▶ **Problem to work on**: Scan the records and identify every line in which the string "time" occurs, then return those lines.

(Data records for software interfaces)
□ □ □ □ □ □ □
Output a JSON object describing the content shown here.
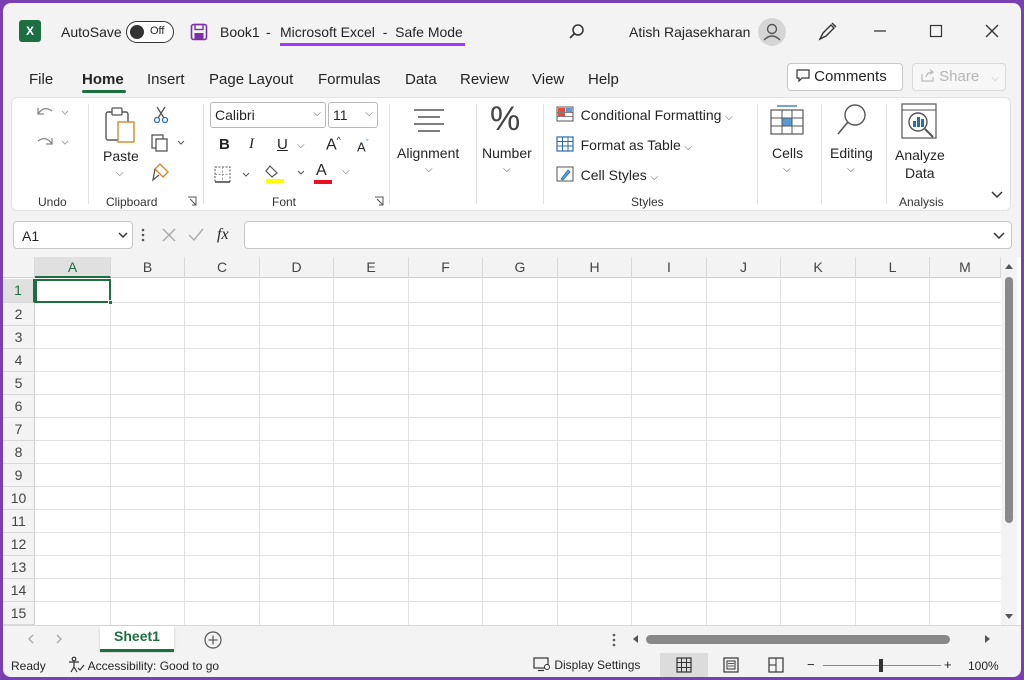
{
  "titlebar": {
    "app_icon": "excel-logo",
    "app_icon_letter": "X",
    "autosave_label": "AutoSave",
    "autosave_state": "Off",
    "document_name": "Book1",
    "separator1": "-",
    "app_title": "Microsoft Excel  -  Safe Mode",
    "user_name": "Atish Rajasekharan",
    "highlight_color": "#a238ff"
  },
  "menu": {
    "tabs": [
      "File",
      "Home",
      "Insert",
      "Page Layout",
      "Formulas",
      "Data",
      "Review",
      "View",
      "Help"
    ],
    "active_tab": "Home",
    "comments_label": "Comments",
    "share_label": "Share"
  },
  "ribbon": {
    "undo_group": "Undo",
    "clipboard": {
      "paste_label": "Paste",
      "group_label": "Clipboard"
    },
    "font": {
      "font_name": "Calibri",
      "font_size": "11",
      "bold": "B",
      "italic": "I",
      "underline": "U",
      "grow": "A",
      "shrink": "A",
      "font_color_letter": "A",
      "group_label": "Font",
      "font_color": "#e81123",
      "fill_color": "#ffff00"
    },
    "alignment_label": "Alignment",
    "number_label": "Number",
    "number_glyph": "%",
    "styles": {
      "conditional_formatting": "Conditional Formatting",
      "format_as_table": "Format as Table",
      "cell_styles": "Cell Styles",
      "group_label": "Styles"
    },
    "cells_label": "Cells",
    "editing_label": "Editing",
    "analyze_label_1": "Analyze",
    "analyze_label_2": "Data",
    "analysis_group": "Analysis"
  },
  "formula_bar": {
    "name_box": "A1",
    "fx_label": "fx",
    "formula": ""
  },
  "grid": {
    "columns": [
      "A",
      "B",
      "C",
      "D",
      "E",
      "F",
      "G",
      "H",
      "I",
      "J",
      "K",
      "L",
      "M"
    ],
    "rows": [
      "1",
      "2",
      "3",
      "4",
      "5",
      "6",
      "7",
      "8",
      "9",
      "10",
      "11",
      "12",
      "13",
      "14",
      "15"
    ],
    "active_cell": "A1",
    "accent_color": "#1d6f42"
  },
  "sheets": {
    "tabs": [
      "Sheet1"
    ],
    "active": "Sheet1"
  },
  "status": {
    "ready": "Ready",
    "accessibility": "Accessibility: Good to go",
    "display_settings": "Display Settings",
    "zoom": "100%",
    "zoom_minus": "−",
    "zoom_plus": "+"
  }
}
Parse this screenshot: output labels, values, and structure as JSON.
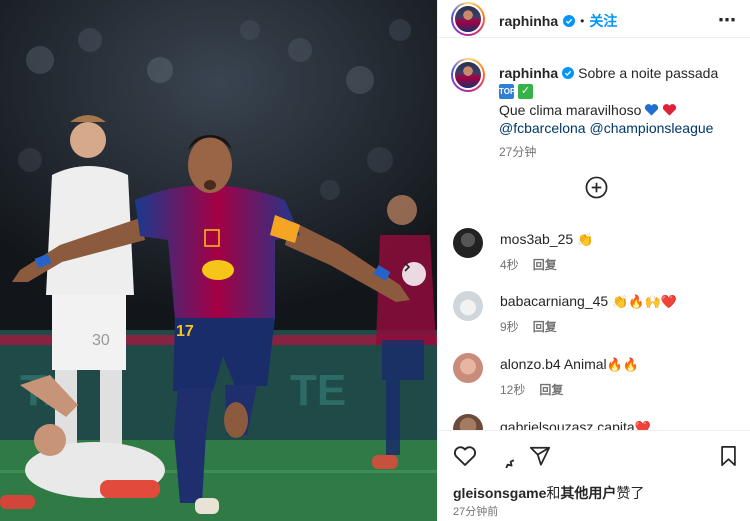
{
  "post": {
    "author": "raphinha",
    "follow_label": "关注",
    "separator": "•",
    "more_icon": "⋯"
  },
  "caption": {
    "author": "raphinha",
    "headline": "Sobre a noite passada",
    "emoji_line": [
      "🔝",
      "✅"
    ],
    "body": "Que clima maravilhoso",
    "body_emojis": [
      "💙",
      "❤️"
    ],
    "mentions": [
      "@fcbarcelona",
      "@championsleague"
    ],
    "time": "27分钟"
  },
  "comments": [
    {
      "user": "mos3ab_25",
      "text": "",
      "emojis": "👏",
      "time": "4秒",
      "reply": "回复"
    },
    {
      "user": "babacarniang_45",
      "text": "",
      "emojis": "👏🔥🙌❤️",
      "time": "9秒",
      "reply": "回复"
    },
    {
      "user": "alonzo.b4",
      "text": "Animal",
      "emojis": "🔥🔥",
      "time": "12秒",
      "reply": "回复"
    },
    {
      "user": "gabrielsouzasz",
      "text": "capita",
      "emojis": "❤️",
      "time": "",
      "reply": ""
    }
  ],
  "likes": {
    "user": "gleisonsgame",
    "connector": "和",
    "others": "其他用户",
    "suffix": "赞了"
  },
  "posted": "27分钟前",
  "colors": {
    "follow": "#0095f6",
    "mention": "#00376b",
    "barca_blue": "#1a3a8f",
    "barca_red": "#a50044",
    "like_heart": "#ed4956"
  }
}
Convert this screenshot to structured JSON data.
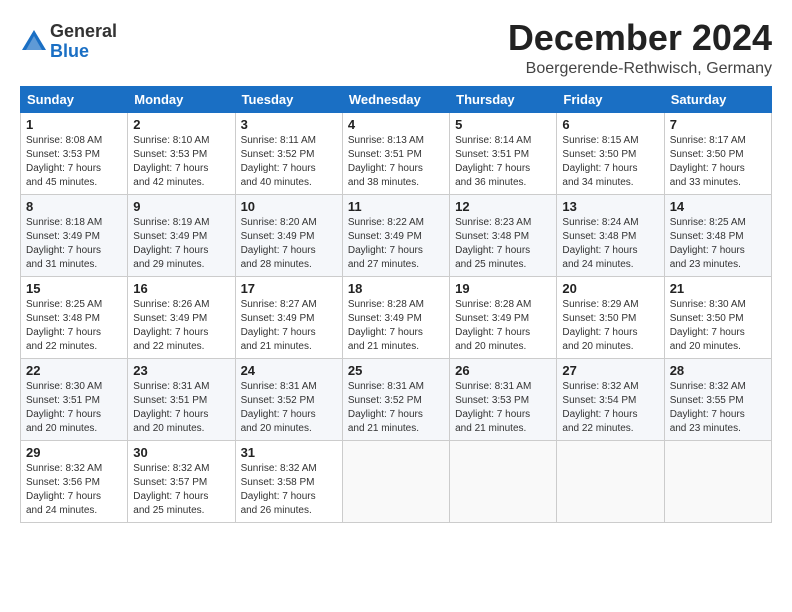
{
  "logo": {
    "general": "General",
    "blue": "Blue"
  },
  "header": {
    "month": "December 2024",
    "location": "Boergerende-Rethwisch, Germany"
  },
  "weekdays": [
    "Sunday",
    "Monday",
    "Tuesday",
    "Wednesday",
    "Thursday",
    "Friday",
    "Saturday"
  ],
  "weeks": [
    [
      {
        "day": "1",
        "lines": [
          "Sunrise: 8:08 AM",
          "Sunset: 3:53 PM",
          "Daylight: 7 hours",
          "and 45 minutes."
        ]
      },
      {
        "day": "2",
        "lines": [
          "Sunrise: 8:10 AM",
          "Sunset: 3:53 PM",
          "Daylight: 7 hours",
          "and 42 minutes."
        ]
      },
      {
        "day": "3",
        "lines": [
          "Sunrise: 8:11 AM",
          "Sunset: 3:52 PM",
          "Daylight: 7 hours",
          "and 40 minutes."
        ]
      },
      {
        "day": "4",
        "lines": [
          "Sunrise: 8:13 AM",
          "Sunset: 3:51 PM",
          "Daylight: 7 hours",
          "and 38 minutes."
        ]
      },
      {
        "day": "5",
        "lines": [
          "Sunrise: 8:14 AM",
          "Sunset: 3:51 PM",
          "Daylight: 7 hours",
          "and 36 minutes."
        ]
      },
      {
        "day": "6",
        "lines": [
          "Sunrise: 8:15 AM",
          "Sunset: 3:50 PM",
          "Daylight: 7 hours",
          "and 34 minutes."
        ]
      },
      {
        "day": "7",
        "lines": [
          "Sunrise: 8:17 AM",
          "Sunset: 3:50 PM",
          "Daylight: 7 hours",
          "and 33 minutes."
        ]
      }
    ],
    [
      {
        "day": "8",
        "lines": [
          "Sunrise: 8:18 AM",
          "Sunset: 3:49 PM",
          "Daylight: 7 hours",
          "and 31 minutes."
        ]
      },
      {
        "day": "9",
        "lines": [
          "Sunrise: 8:19 AM",
          "Sunset: 3:49 PM",
          "Daylight: 7 hours",
          "and 29 minutes."
        ]
      },
      {
        "day": "10",
        "lines": [
          "Sunrise: 8:20 AM",
          "Sunset: 3:49 PM",
          "Daylight: 7 hours",
          "and 28 minutes."
        ]
      },
      {
        "day": "11",
        "lines": [
          "Sunrise: 8:22 AM",
          "Sunset: 3:49 PM",
          "Daylight: 7 hours",
          "and 27 minutes."
        ]
      },
      {
        "day": "12",
        "lines": [
          "Sunrise: 8:23 AM",
          "Sunset: 3:48 PM",
          "Daylight: 7 hours",
          "and 25 minutes."
        ]
      },
      {
        "day": "13",
        "lines": [
          "Sunrise: 8:24 AM",
          "Sunset: 3:48 PM",
          "Daylight: 7 hours",
          "and 24 minutes."
        ]
      },
      {
        "day": "14",
        "lines": [
          "Sunrise: 8:25 AM",
          "Sunset: 3:48 PM",
          "Daylight: 7 hours",
          "and 23 minutes."
        ]
      }
    ],
    [
      {
        "day": "15",
        "lines": [
          "Sunrise: 8:25 AM",
          "Sunset: 3:48 PM",
          "Daylight: 7 hours",
          "and 22 minutes."
        ]
      },
      {
        "day": "16",
        "lines": [
          "Sunrise: 8:26 AM",
          "Sunset: 3:49 PM",
          "Daylight: 7 hours",
          "and 22 minutes."
        ]
      },
      {
        "day": "17",
        "lines": [
          "Sunrise: 8:27 AM",
          "Sunset: 3:49 PM",
          "Daylight: 7 hours",
          "and 21 minutes."
        ]
      },
      {
        "day": "18",
        "lines": [
          "Sunrise: 8:28 AM",
          "Sunset: 3:49 PM",
          "Daylight: 7 hours",
          "and 21 minutes."
        ]
      },
      {
        "day": "19",
        "lines": [
          "Sunrise: 8:28 AM",
          "Sunset: 3:49 PM",
          "Daylight: 7 hours",
          "and 20 minutes."
        ]
      },
      {
        "day": "20",
        "lines": [
          "Sunrise: 8:29 AM",
          "Sunset: 3:50 PM",
          "Daylight: 7 hours",
          "and 20 minutes."
        ]
      },
      {
        "day": "21",
        "lines": [
          "Sunrise: 8:30 AM",
          "Sunset: 3:50 PM",
          "Daylight: 7 hours",
          "and 20 minutes."
        ]
      }
    ],
    [
      {
        "day": "22",
        "lines": [
          "Sunrise: 8:30 AM",
          "Sunset: 3:51 PM",
          "Daylight: 7 hours",
          "and 20 minutes."
        ]
      },
      {
        "day": "23",
        "lines": [
          "Sunrise: 8:31 AM",
          "Sunset: 3:51 PM",
          "Daylight: 7 hours",
          "and 20 minutes."
        ]
      },
      {
        "day": "24",
        "lines": [
          "Sunrise: 8:31 AM",
          "Sunset: 3:52 PM",
          "Daylight: 7 hours",
          "and 20 minutes."
        ]
      },
      {
        "day": "25",
        "lines": [
          "Sunrise: 8:31 AM",
          "Sunset: 3:52 PM",
          "Daylight: 7 hours",
          "and 21 minutes."
        ]
      },
      {
        "day": "26",
        "lines": [
          "Sunrise: 8:31 AM",
          "Sunset: 3:53 PM",
          "Daylight: 7 hours",
          "and 21 minutes."
        ]
      },
      {
        "day": "27",
        "lines": [
          "Sunrise: 8:32 AM",
          "Sunset: 3:54 PM",
          "Daylight: 7 hours",
          "and 22 minutes."
        ]
      },
      {
        "day": "28",
        "lines": [
          "Sunrise: 8:32 AM",
          "Sunset: 3:55 PM",
          "Daylight: 7 hours",
          "and 23 minutes."
        ]
      }
    ],
    [
      {
        "day": "29",
        "lines": [
          "Sunrise: 8:32 AM",
          "Sunset: 3:56 PM",
          "Daylight: 7 hours",
          "and 24 minutes."
        ]
      },
      {
        "day": "30",
        "lines": [
          "Sunrise: 8:32 AM",
          "Sunset: 3:57 PM",
          "Daylight: 7 hours",
          "and 25 minutes."
        ]
      },
      {
        "day": "31",
        "lines": [
          "Sunrise: 8:32 AM",
          "Sunset: 3:58 PM",
          "Daylight: 7 hours",
          "and 26 minutes."
        ]
      },
      null,
      null,
      null,
      null
    ]
  ]
}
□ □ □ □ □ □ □
▶ **Answer to this problem**:
    "time": "27分钟"
      "time": "4秒",
      "time": "9秒",
      "time": "12秒",
      "time": "",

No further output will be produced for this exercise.